CAREERS in finance are hot right now, particularly in Singapore, which is being touted as the financial hub of Asia, with its strategic location between the new Asian powerhouses of India and China.
For fresh graduates seeking jobs with long-term development prospects, the finance industry is a very attractive field. It is also a very competitive one - a total of 11,300 finance jobs were created last year.
What does it take to join the industry?
People think that successful financial professionals all fit a stereotype: They have a wizard-like prowess with numbers, a macro perspective with a micro focus, magna cum laude degrees in finance and the ability to understand words like "hedge" and "FX-instrument".
Well, think again. There are opportunities for everyone in the finance industry, even for those who do not have business or finance degrees, as well as executives who are thinking of switching careers from a different industry.
Take Mr Gerald Ong, chief executive officer of PrimePartners Corporate Finance, for example. Prior to joining the finance industry, he was an English literature honours student at the National University of Singapore (NUS).
Upon graduating from NUS, Mr Ong decided to pursue a career in the finance sector and enrolled for a Master of Business Administration course offered by the University of British Columbia in Canada.
Following that, he took a job in the merchant banking industry. In addition to his current position, Mr Ong has held senior positions with several Singapore-based financial institutions, such as N M Rothschild & Sons, TokyoMitsubishi International (Singapore) and the DBS Bank Group.
He says: "I was initially apprehensive about my decision to enter the finance sector, as I would have to switch from a highly subjective and literary discipline to one that is objective and highly numerate.
"At the same time, I was attracted to a highly challenging professional environment.
"There are many open doors in the finance industry for anyone who has a hunger to learn and upgrade, even someone who is not previously equipped with financial knowledge and skills. It is my firm belief that if I can successfully make this switch, anyone can."
Another example is Ms Euleen Goh, who started out as a chartered accountant but decided that she needed a change and joined Standard Chartered Bank.
In her 21 years with the company, she travelled widely throughout the company's operations. Her route to success involved constantly upgrading her financial skills.
"The finance industry has equipped me with immense knowledge and skills to constantly challenge myself to stay ahead of the competition and be competent in my work.
"I think it is never too late to find a foothold in the finance industry as long as one is willing to learn and upgrade one's skills set," says Ms Goh, who retired in 2006 as the bank's chief executive officer.
She is a member of The Institute of Banking & Finance Council and the chairperson of the Financial Industry Competency Standards (FICS) steering committee, of which Mr Ong is also a member.
FICS is a comprehensive quality assurance framework with a certification and accreditation system for financial professionals in Singapore.
The framework helps to raise the professional bar of Singapore's financial workforce and training providers.

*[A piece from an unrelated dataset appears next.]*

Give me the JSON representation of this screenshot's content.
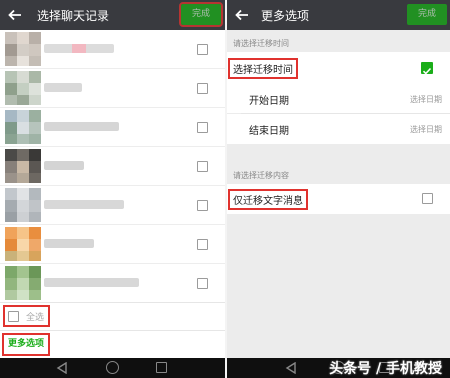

It was developed by leading financial practitioners and financial institutions based in Singapore and abroad.
There will be over 270 FICS-accredited programmes for an all-encompassing 53 job families within the financial services industry by mid-2010.
They cover areas that range from wealth management to insurance, and will be administered by a pool of accredited providers.
Currently, five lead providers have been appointed and they are the Financial Training Institute @ SMU, the International Compliance Association, the Risk Management Institute NUS, the Singapore College of Insurance and the Wealth Management Institute.
The finance industry is very diverse and sophisticated. It is an exciting field where changes are constantly taking place.
It is a myth that jobs in the finance industry are only reserved for "men in grey suits".
There are jobs available for bright graduates from all fields of work as long as they are lifelong learners.